Of the real estate funds, none performed better than the
iShares FTSE NAREIT Retail Capped Index Fund
. The fund returned 51% as four of its holdings more than doubled in value, including 236% from
CBL & Associates
, 180% from
, 118% from
Pennsylvania Real Estate Investment Trust
and 106% in
Cedar Shopping Centers
Another big winner in April, the
PowerShares FTSE RAFI Basic Materials Sector Portfolio
jumped nearly 38%, the top performer of the six commodity funds making the list. Holdings contributing to the ascent include a 113% jump from
, 92% from
and 90% from
The other five commodity funds making the list focus on coal, timber and steel. All are positioned to be early beneficiaries of a renewal in demand during an economic recovery.
Commodity funds experienced a freefall, collapsing as much as 62%, since my September article on
Five Commodity ETFs to Avoid
. After bouncing along the bottom for a few months, commodity funds present an attractive bet on an economic recovery and offer an inflation hedge.
The best-performing, non-leveraged ETF in April was one of four value-stock funds, the
Rydex S&P Smallcap 600 Pure Value ETF
, up almost 52%. Sixteen holdings more than doubled in value, with
, up 223%;
, up 163%; and
, up 132%, as investors snapped up good companies previously mauled by the bear market for stocks.

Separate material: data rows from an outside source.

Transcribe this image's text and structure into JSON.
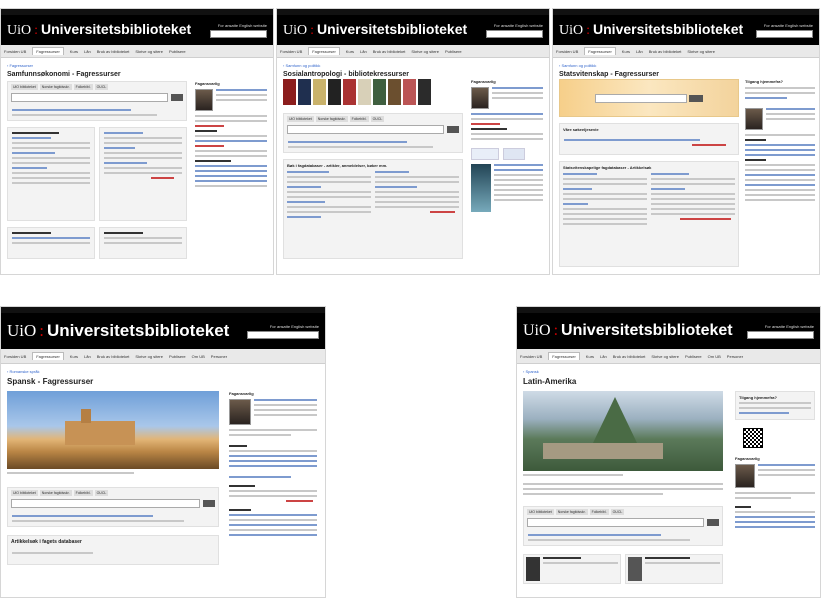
{
  "shared": {
    "logo_uio": "UiO",
    "logo_sep": ":",
    "logo_name": "Universitetsbiblioteket",
    "header_links": "For ansatte  English website",
    "nav": [
      "Forsiden UB",
      "Fagressurser",
      "Kurs",
      "Lån",
      "Bruk av biblioteket",
      "Skrive og sitere",
      "Publisere",
      "Om UB",
      "Personer"
    ]
  },
  "shots": [
    {
      "breadcrumb": "‹ Fagressurser",
      "title": "Samfunnsøkonomi - Fagressurser",
      "side_heading": "Fagansvarlig",
      "tabs": [
        "UiO biblioteket",
        "Norske fagtidsskr.",
        "Folkebibl.",
        "OUCL"
      ]
    },
    {
      "breadcrumb": "‹ Samfunn og politikk",
      "title": "Sosialantropologi - bibliotekressurser",
      "side_heading": "Fagansvarlig",
      "section": "Bøk i fagdatabaser - artikler, anmeldelser, bøker mm.",
      "tabs": [
        "UiO biblioteket",
        "Norske fagtidsskr.",
        "Folkebibl.",
        "OUCL"
      ]
    },
    {
      "breadcrumb": "‹ Samfunn og politikk",
      "title": "Statsvitenskap - Fagressurser",
      "side_heading": "Tilgang hjemmefra?",
      "section": "Statsvitenskapelige fagdatabaser - Artikkelsøk",
      "section2": "Våre søkeeljesevie"
    },
    {
      "breadcrumb": "‹ Romanske språk",
      "title": "Spansk - Fagressurser",
      "side_heading": "Fagansvarlig",
      "section": "Artikkelsøk i fagets databaser",
      "tabs": [
        "UiO biblioteket",
        "Norske fagtidsskr.",
        "Folkebibl.",
        "OUCL"
      ]
    },
    {
      "breadcrumb": "‹ Spansk",
      "title": "Latin-Amerika",
      "side_heading": "Tilgang hjemmefra?",
      "side_heading2": "Fagansvarlig",
      "tabs": [
        "UiO biblioteket",
        "Norske fagtidsskr.",
        "Folkebibl.",
        "OUCL"
      ]
    }
  ],
  "colors": {
    "header": "#000000",
    "accent": "#cc0000",
    "link": "#3366cc"
  }
}
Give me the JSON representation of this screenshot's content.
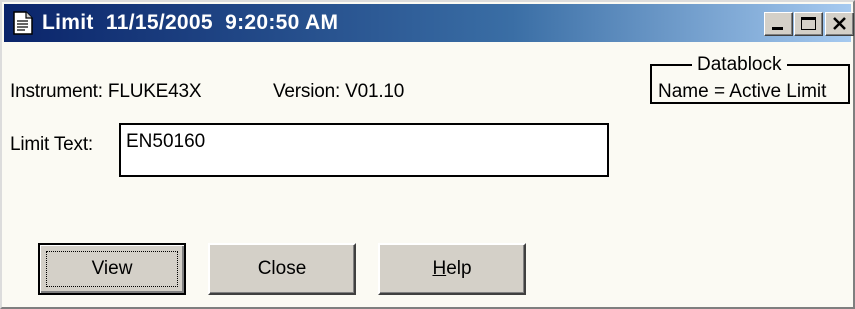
{
  "window": {
    "title": "Limit  11/15/2005  9:20:50 AM",
    "icon": "document-icon",
    "caption_buttons": [
      "minimize-icon",
      "maximize-icon",
      "close-icon"
    ]
  },
  "info": {
    "instrument": "Instrument: FLUKE43X",
    "version": "Version: V01.10"
  },
  "datablock": {
    "title": "Datablock",
    "content": "Name = Active Limit"
  },
  "limit": {
    "label": "Limit Text:",
    "value": "EN50160"
  },
  "buttons": {
    "view": "View",
    "close": "Close",
    "help_mnemonic": "H",
    "help_rest": "elp"
  },
  "colors": {
    "titlebar_start": "#0a246a",
    "titlebar_end": "#a6caf0",
    "button_face": "#d4d0c8"
  }
}
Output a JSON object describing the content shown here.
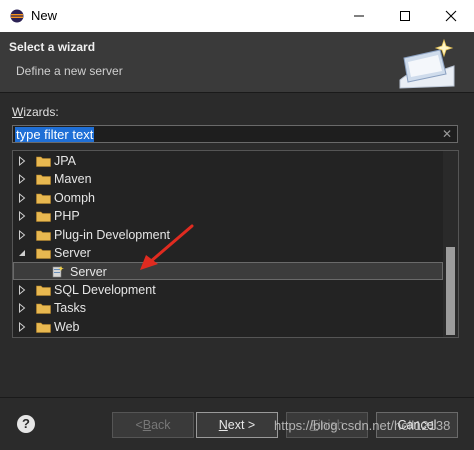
{
  "window": {
    "title": "New"
  },
  "header": {
    "title": "Select a wizard",
    "description": "Define a new server"
  },
  "wizards": {
    "label_underlined": "W",
    "label_rest": "izards:",
    "filter_placeholder": "type filter text"
  },
  "tree": {
    "items": [
      {
        "label": "JPA",
        "expanded": false
      },
      {
        "label": "Maven",
        "expanded": false
      },
      {
        "label": "Oomph",
        "expanded": false
      },
      {
        "label": "PHP",
        "expanded": false
      },
      {
        "label": "Plug-in Development",
        "expanded": false
      },
      {
        "label": "Server",
        "expanded": true
      },
      {
        "label": "Server",
        "child": true,
        "selected": true
      },
      {
        "label": "SQL Development",
        "expanded": false
      },
      {
        "label": "Tasks",
        "expanded": false
      },
      {
        "label": "Web",
        "expanded": false
      }
    ]
  },
  "buttons": {
    "help": "?",
    "back_mnemonic": "B",
    "back_prefix": "< ",
    "back_rest": "ack",
    "next_mnemonic": "N",
    "next_rest": "ext >",
    "finish_mnemonic": "F",
    "finish_rest": "inish",
    "cancel": "Cancel"
  },
  "watermark": "https://blog.csdn.net/hell12138",
  "colors": {
    "accent_arrow": "#e02b20",
    "selection": "#1f6fd6",
    "folder": "#e8b850"
  }
}
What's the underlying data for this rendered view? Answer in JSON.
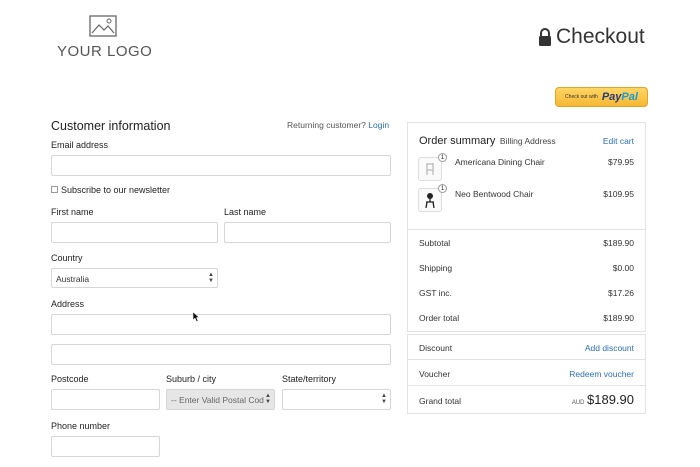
{
  "logo": {
    "text": "YOUR LOGO",
    "icon": "image-placeholder-icon"
  },
  "header": {
    "title": "Checkout",
    "icon": "lock-icon"
  },
  "paypal": {
    "prefix": "Check out with",
    "brand_pay": "Pay",
    "brand_pal": "Pal"
  },
  "customer": {
    "heading": "Customer information",
    "returning_text": "Returning customer?",
    "login_link": "Login",
    "email_label": "Email address",
    "newsletter_label": "Subscribe to our newsletter",
    "first_name_label": "First name",
    "last_name_label": "Last name",
    "country_label": "Country",
    "country_value": "Australia",
    "address_label": "Address",
    "postcode_label": "Postcode",
    "suburb_label": "Suburb / city",
    "suburb_value": "-- Enter Valid Postal Cod",
    "state_label": "State/territory",
    "phone_label": "Phone number"
  },
  "summary": {
    "heading": "Order summary",
    "subheading": "Billing Address",
    "edit_cart": "Edit cart",
    "items": [
      {
        "name": "Americana Dining Chair",
        "price": "$79.95",
        "qty": "1"
      },
      {
        "name": "Neo Bentwood Chair",
        "price": "$109.95",
        "qty": "1"
      }
    ],
    "subtotal_label": "Subtotal",
    "subtotal": "$189.90",
    "shipping_label": "Shipping",
    "shipping": "$0.00",
    "gst_label": "GST inc.",
    "gst": "$17.26",
    "order_total_label": "Order total",
    "order_total": "$189.90",
    "discount_label": "Discount",
    "add_discount": "Add discount",
    "voucher_label": "Voucher",
    "redeem_voucher": "Redeem voucher",
    "grand_total_label": "Grand total",
    "currency": "AUD",
    "grand_total": "$189.90"
  }
}
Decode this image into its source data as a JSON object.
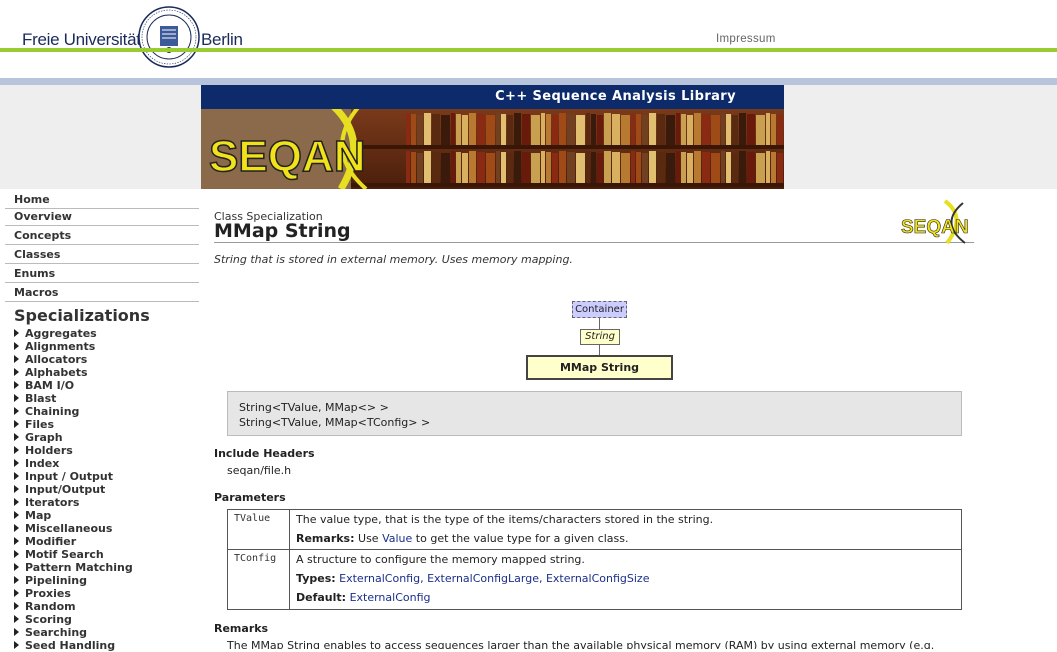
{
  "header": {
    "left_text": "Freie Universität",
    "right_text": "Berlin",
    "impressum": "Impressum"
  },
  "banner": {
    "title": "C++ Sequence Analysis Library",
    "logo_text": "SEQAN"
  },
  "sidebar": {
    "main_items": [
      {
        "label": "Home"
      },
      {
        "label": "Overview"
      },
      {
        "label": "Concepts"
      },
      {
        "label": "Classes"
      },
      {
        "label": "Enums"
      },
      {
        "label": "Macros"
      }
    ],
    "spec_heading": "Specializations",
    "spec_items": [
      "Aggregates",
      "Alignments",
      "Allocators",
      "Alphabets",
      "BAM I/O",
      "Blast",
      "Chaining",
      "Files",
      "Graph",
      "Holders",
      "Index",
      "Input / Output",
      "Input/Output",
      "Iterators",
      "Map",
      "Miscellaneous",
      "Modifier",
      "Motif Search",
      "Pattern Matching",
      "Pipelining",
      "Proxies",
      "Random",
      "Scoring",
      "Searching",
      "Seed Handling"
    ]
  },
  "content": {
    "class_kind": "Class Specialization",
    "class_name": "MMap String",
    "description": "String that is stored in external memory. Uses memory mapping.",
    "diagram": {
      "container": "Container",
      "string": "String",
      "mmap": "MMap String"
    },
    "signatures": [
      "String<TValue, MMap<> >",
      "String<TValue, MMap<TConfig> >"
    ],
    "include_heading": "Include Headers",
    "include_value": "seqan/file.h",
    "params_heading": "Parameters",
    "params": [
      {
        "name": "TValue",
        "desc": "The value type, that is the type of the items/characters stored in the string.",
        "remarks_label": "Remarks:",
        "remarks_pre": "Use",
        "remarks_link": "Value",
        "remarks_post": "to get the value type for a given class."
      },
      {
        "name": "TConfig",
        "desc": "A structure to configure the memory mapped string.",
        "types_label": "Types:",
        "types_links": "ExternalConfig, ExternalConfigLarge, ExternalConfigSize",
        "default_label": "Default:",
        "default_link": "ExternalConfig"
      }
    ],
    "remarks_heading": "Remarks",
    "remarks_text": "The MMap String enables to access sequences larger than the available physical memory (RAM) by using external memory (e.g."
  }
}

Kevin Baker became the senior financial analyst for TSC Ratings upon the August 2006 acquisition of Weiss Ratings by TheStreet.com, covering mutual funds. He joined the Weiss Group in 1997 as a banking and brokerage analyst. In 1999, he created the Weiss Group's first ratings to gauge the level of risk in U.S. equities. Baker received a B.S. degree in management from Rensselaer Polytechnic Institute and an M.B.A. with a finance specialization from Nova Southeastern University.